This is a past workshop workshop run with Theva Indrasenan. Working together we offered movement based practices and mindfulness exercises to help participants connect and to feel held.
The idea that we should feel happy all the time is pretty pervasive in our society… if we were just that bit richer, sexier, younger we would be in bliss… and its just around the corner.
I often find that people come to me with painful emotions that they have suppressed or that spill out in unhelpful or destructive ways of behaving.
Mindfulness and meditation practices seem like a really good idea, but who has the time, and where do you start? Here are some supportive tools for mindfulness to start or develop your practice!
Mindfulness allows us to be present with our experience, as people, as therapists and as clients. It allows us to bring difficult material to the surface.
The human mind likes labels and definitions, so I have gathered some of my favourite answers to the question what is mindfulness from people who have delved deeply into mindfulness and meditation.
There are many benefits to using mindfulness in counselling.
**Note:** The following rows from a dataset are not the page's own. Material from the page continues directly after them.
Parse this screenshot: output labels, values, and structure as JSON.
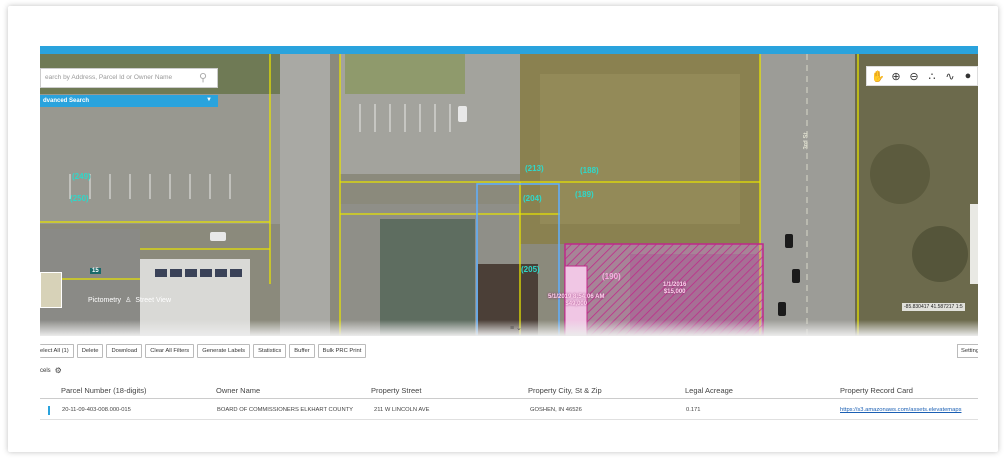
{
  "search": {
    "placeholder": "earch by Address, Parcel Id or Owner Name"
  },
  "advanced_search": {
    "label": "dvanced Search"
  },
  "map": {
    "pictometry_label": "Pictometry",
    "streetview_label": "Street View",
    "coords": "-85.830417 41.587217   1:5",
    "parcel_labels": [
      "(249)",
      "(250)",
      "(213)",
      "(188)",
      "(189)",
      "(204)",
      "(205)",
      "(190)"
    ],
    "sale_labels": [
      {
        "date": "5/1/2019 8:54:06 AM",
        "price": "$49,000"
      },
      {
        "date": "1/1/2016",
        "price": "$15,000"
      }
    ],
    "street_label": "3rd St",
    "tag_label": "15"
  },
  "actions": {
    "select_all": "elect All (1)",
    "delete": "Delete",
    "download": "Download",
    "clear_filters": "Clear All Filters",
    "generate_labels": "Generate Labels",
    "statistics": "Statistics",
    "buffer": "Buffer",
    "bulk_prc": "Bulk PRC Print",
    "settings": "Settings"
  },
  "parcels_label": "cels",
  "table": {
    "headers": [
      "Parcel Number (18-digits)",
      "Owner Name",
      "Property Street",
      "Property City, St & Zip",
      "Legal Acreage",
      "Property Record Card"
    ],
    "rows": [
      [
        "20-11-09-403-008.000-015",
        "BOARD OF COMMISSIONERS ELKHART COUNTY",
        "211 W LINCOLN AVE",
        "GOSHEN, IN 46526",
        "0.171",
        "https://s3.amazonaws.com/assets.elevatemaps"
      ]
    ]
  },
  "colors": {
    "accent": "#2aa3dd",
    "parcel_line": "#e8e400",
    "selected_parcel": "#5fb0ff",
    "sale_parcel": "#c0288a"
  }
}
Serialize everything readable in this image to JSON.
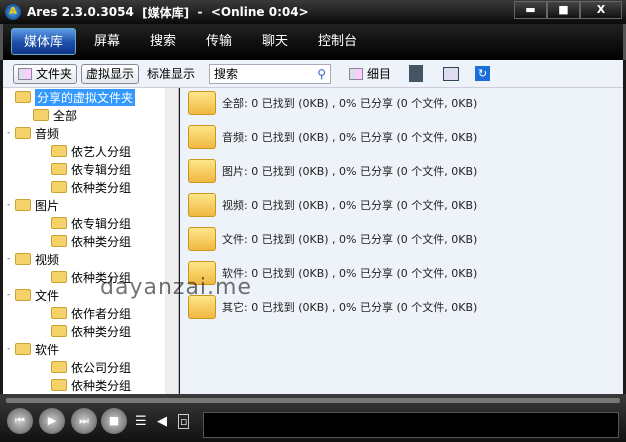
{
  "title": {
    "app": "Ares 2.3.0.3054",
    "section": "[媒体库]",
    "sep": "-",
    "status": "<Online 0:04>"
  },
  "window": {
    "minimize": "▬",
    "maximize": "■",
    "close": "X"
  },
  "tabs": [
    "媒体库",
    "屏幕",
    "搜索",
    "传输",
    "聊天",
    "控制台"
  ],
  "toolbar": {
    "folder": "文件夹",
    "virtual": "虚拟显示",
    "standard": "标准显示",
    "search_value": "搜索",
    "details": "细目"
  },
  "tree": [
    {
      "label": "分享的虚拟文件夹",
      "level": 0,
      "selected": true
    },
    {
      "label": "全部",
      "level": 1
    },
    {
      "label": "音频",
      "level": 0,
      "exp": true
    },
    {
      "label": "依艺人分组",
      "level": 2
    },
    {
      "label": "依专辑分组",
      "level": 2
    },
    {
      "label": "依种类分组",
      "level": 2
    },
    {
      "label": "图片",
      "level": 0,
      "exp": true
    },
    {
      "label": "依专辑分组",
      "level": 2
    },
    {
      "label": "依种类分组",
      "level": 2
    },
    {
      "label": "视频",
      "level": 0,
      "exp": true
    },
    {
      "label": "依种类分组",
      "level": 2
    },
    {
      "label": "文件",
      "level": 0,
      "exp": true
    },
    {
      "label": "依作者分组",
      "level": 2
    },
    {
      "label": "依种类分组",
      "level": 2
    },
    {
      "label": "软件",
      "level": 0,
      "exp": true
    },
    {
      "label": "依公司分组",
      "level": 2
    },
    {
      "label": "依种类分组",
      "level": 2
    }
  ],
  "categories": [
    "全部: 0 已找到 (0KB) , 0% 已分享 (0 个文件, 0KB)",
    "音频: 0 已找到 (0KB) , 0% 已分享 (0 个文件, 0KB)",
    "图片: 0 已找到 (0KB) , 0% 已分享 (0 个文件, 0KB)",
    "视频: 0 已找到 (0KB) , 0% 已分享 (0 个文件, 0KB)",
    "文件: 0 已找到 (0KB) , 0% 已分享 (0 个文件, 0KB)",
    "软件: 0 已找到 (0KB) , 0% 已分享 (0 个文件, 0KB)",
    "其它: 0 已找到 (0KB) , 0% 已分享 (0 个文件, 0KB)"
  ],
  "watermark": "dayanzai.me"
}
Mindfulness is a cornerstone of Hakomi psychotherapy, and is fundamental to how I work.
Evidence based therapies are all the rage nowadays and it is important to know whether a particular modality has been researched effectively.